UK supermarkets are gearing up to tackle alcohol retail regulations in the wake of recent comments from Tesco.
The retail giant sparked the debate last week by announcing it wanted to work with the government to reduce alcohol abuse and underage drinking.
Other supermarkets have yet to form a coherent stance on the matter, with many issuing varying responses.
Asda, the country’s second largest supermarket, announced several measures today to promote responsible drinking, including banning sales of alcohol after midnight in town centre stores and threatening underage drinkers with prosecution.
Contrary to Tesco, however, Asda says it backs voluntary measures over legislation.
‘We believe our proposals can be easily adopted by the entire retail industry immediately, and will go a long way towards tackling the issue without the need for further legislation or delay,’ said Asda boss Andy Bond.
Morrisons joined the fray last week but stopped short of proposing any new measures.
‘Morrisons would encourage further discussions to create a safe environment in which retailers and manufacturers could begin to address all the concerns relating to anti-social drinking,’ a company spokesman told on-licence magazine the Morning Advertiser.
A spokesperson from the Co-operative said the group had ‘worked closely’ with the government on the issues of alcohol abuse and would ‘welcome the opportunity to contribute to a wider discussion about the role of pricing and promotion’.
All supermarkets have been criticised for selling alcohol at a loss. In some cases, lager can be bought for less than the price of a bottle of water.
Waitrose, however, denied this was the case in its stores.
‘We do not sell any alcohol below cost price, neither do we offer buy-one-get-one-free offers on alcohol,’ said company spokeswoman Nathalie Heath.
Waitrose said it welcomed ‘any moves by the industry in this area’.
Sainsbury’s, the UK’s third biggest supermarket, has yet to comment on the issue.
The developments follow a meeting hosted by the prime minister, the home secretary and the culture secretary in November to tackle problem drinking.

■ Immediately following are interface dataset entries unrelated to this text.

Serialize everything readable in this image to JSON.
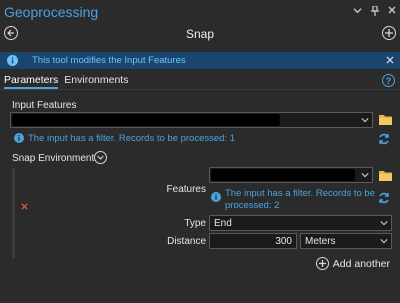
{
  "pane": {
    "title": "Geoprocessing",
    "controls": [
      "chevron-down",
      "pin",
      "close"
    ]
  },
  "tool": {
    "name": "Snap"
  },
  "banner": {
    "text": "This tool modifies the Input Features"
  },
  "tabs": [
    {
      "label": "Parameters",
      "active": true
    },
    {
      "label": "Environments",
      "active": false
    }
  ],
  "input_features": {
    "label": "Input Features",
    "message": "The input has a filter. Records to be processed: 1"
  },
  "snap_environment": {
    "label": "Snap Environment",
    "features_label": "Features",
    "features_message": "The input has a filter. Records to be processed: 2",
    "type_label": "Type",
    "type_value": "End",
    "distance_label": "Distance",
    "distance_value": "300",
    "unit_value": "Meters",
    "add_another": "Add another"
  },
  "colors": {
    "accent": "#4aa3e0",
    "banner_bg": "#1a466e",
    "panel_bg": "#2b2b2b",
    "error": "#d9534f"
  }
}
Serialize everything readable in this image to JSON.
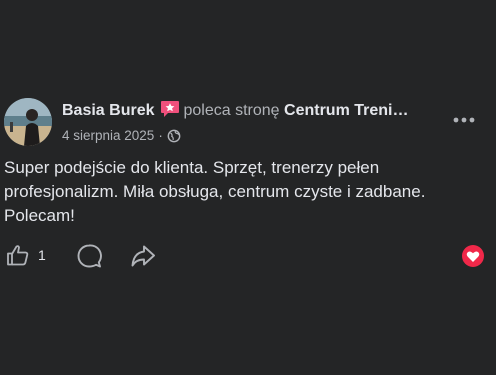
{
  "post": {
    "author": "Basia Burek",
    "verb": "poleca stronę",
    "page_name": "Centrum Treni…",
    "date": "4 sierpnia 2025",
    "separator": "·",
    "body": "Super podejście do klienta. Sprzęt, trenerzy pełen profesjonalizm. Miła obsługa, centrum czyste i zadbane. Polecam!",
    "like_count": "1"
  },
  "icons": {
    "badge": "recommend-badge-icon",
    "privacy": "globe-icon",
    "more": "more-dots-icon",
    "like": "thumbs-up-icon",
    "comment": "comment-bubble-icon",
    "share": "share-arrow-icon",
    "reaction": "heart-reaction-icon"
  },
  "colors": {
    "background": "#242526",
    "primary_text": "#e4e6eb",
    "secondary_text": "#b0b3b8",
    "badge_pink": "#f0507c",
    "heart_red": "#f02849"
  }
}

According to 10 Downing Street, the prime minister challenged alcohol producers and retailers to participate in solving the issue.
Written by Jo Iivonen, and Oliver Styles